“That’s why I don’t get too caught up with people saying what they say, because within, I know what really goes on within the dynamics of the team. It’s not an excuse or looking for things to ease pressure, but at the end of the day you deal with reality. Anybody would say that the only way to get results as a team is by coming close together. But if the dynamics of the team changes quite a bit, it’s hard to build something. Every time it seems as though you’re building something, there’s almost a barrier, some kind of obstacle.
“But that’s life. I think Stuart has brought a different dynamic in terms of professionalism. He’s obviously tried to implement certain structures and certain methods, which we needed to change, and credit really must go to Stuart Law for that. Hopefully, whoever comes in, we could just settle on a coach for a little while longer and build something positive for the next couple of years.”
West Indies’ performance in the first Test against India in Rajkot – they lost all 20 wickets in four sessions – drew a lot of flak, with cricket pundits and former players suggesting on social media that they weren’t good enough to play Test cricket. Holder had come across some of these unflattering comments, but he brushed them aside with grace, dignity and some decent statistics too.
“We’re playing the No.1 team, India, in their backyard. And history would show we haven’t won a Test match here since 1994, and if you look at the players who came through West Indies cricket – I think Brian Lara and these greats have been playing all that time.
“Sure, we probably haven’t won as many series as we’d like. But within the last year, I think we’ve won two out of four or five series we’ve played. So I don’t understand why people would be this harsh towards us.
“But everyone is entitled to their opinion. I just focus primarily on what I have to do and what the team has to do. There’s not point worrying about what people have to say because people will always have [something] to say. The only way we can silence the critics – or try to silence them, because I don’t think they’ll never shut up – is by playing [good] cricket.”
Stuart Law announced his resignation as West Indies’ head coach on September 23, 2018 after less than two years in the job. The 49-year-old’s tenure will end following the tours to India in October and Bangladesh in November, after which he will move to England to take charge at Middlesex.
Law was credited with improving West Indies’ standing in Tests during his time in charge, as well as securing qualification for the 2019 World Cup. He was also involved with moves to bring back a number of star players, such as Chris Gayle and Kieron Pollard, after disagreements with the board.

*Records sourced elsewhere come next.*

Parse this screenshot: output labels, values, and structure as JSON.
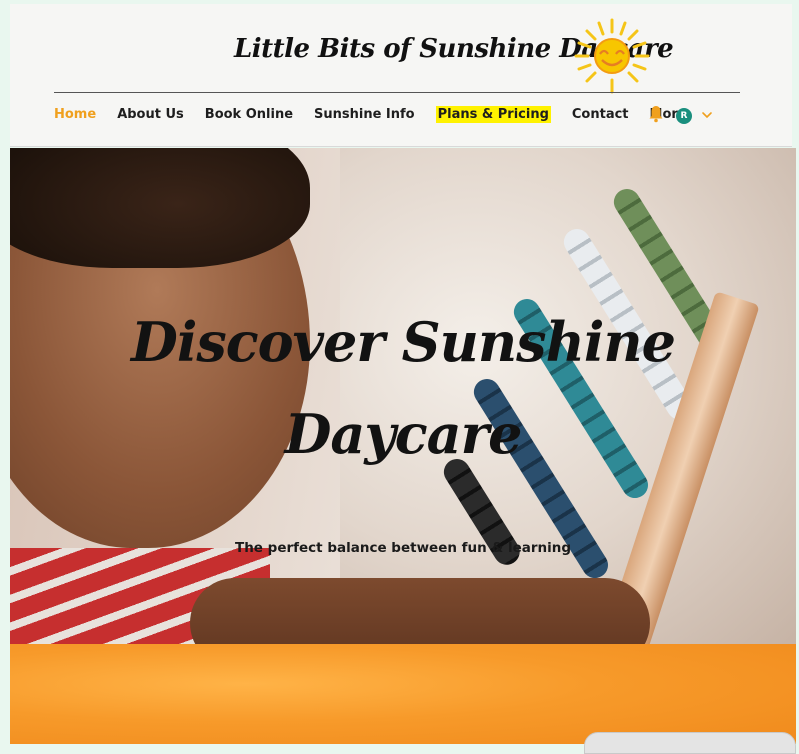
{
  "site": {
    "title": "Little Bits of Sunshine Daycare"
  },
  "nav": {
    "items": [
      {
        "label": "Home"
      },
      {
        "label": "About Us"
      },
      {
        "label": "Book Online"
      },
      {
        "label": "Sunshine Info"
      },
      {
        "label": "Plans & Pricing"
      },
      {
        "label": "Contact"
      },
      {
        "label": "More"
      }
    ],
    "active_color": "#f0a01e",
    "highlight_color": "#fff200"
  },
  "account": {
    "avatar_initial": "R",
    "avatar_color": "#1a8f7e",
    "notification_icon": "bell-icon",
    "menu_icon": "chevron-down-icon"
  },
  "hero": {
    "title_line1": "Discover Sunshine",
    "title_line2": "Daycare",
    "subtitle": "The perfect balance between fun & learning"
  }
}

“I have had to make the difficult decision to leave my role of head coach with CWI,” Law said in a press release. “It has been very enjoyable, and I believe we have made tremendous strides forward as a team during the past two years.
“I will be taking a role with Middlesex which will keep me close to my family, whilst continuing within the cricket family. I wish the players and staff of CWI every success in the future.”
Law took over from Phil Simmons, who was sacked in September 2016 on disciplinary grounds. He won six out of 15 Tests, including a famous chase of 322 at Headingley last year, and secured series wins over Zimbabwe and Bangladesh, as well as a draw with Sri Lanka.
The team’s record was even more impressive in T20Is – eight wins in 19 matches including victory over a World XI team at Lord’s in May. It was a different story in ODIs, though. He took over with West Indies having failed to qualify for the 2017 Champions Trophy and they had to make sure of a World Cup spot the hard way via the ICC Qualifier in Zimbabwe earlier this year.
CWI chief executive Johnny Grave said: “I am disappointed that Stuart is leaving as I believe that we have made real progress under his leadership. I know it was a difficult decision for him and that ultimately the opportunity to work in England, where his family is now based, was a major factor in his decision. We will start the process to appoint a new head coach immediately.”
Law has signed a four-year contract with Middlesex and will be their head coach for all three formats. He replaces Richard Scott, who left the club midway through the season with Middlesex struggling to mount a promotion challenge from Division Two of the County Championship. Law’s arrival also means the end of Daniel Vettori‘s two-season spell as specialist T20 coach.
A former Australia international who had a long county career with Lancashire, Essex and Derbyshire, Law said it was a “great privilege” to take on “one of the plum jobs in world cricket”. He has previously coached Sri Lanka and Bangladesh, as well as with Queensland and Brisbane Heat, and Cricket Australia’s high performance programme back in his home country.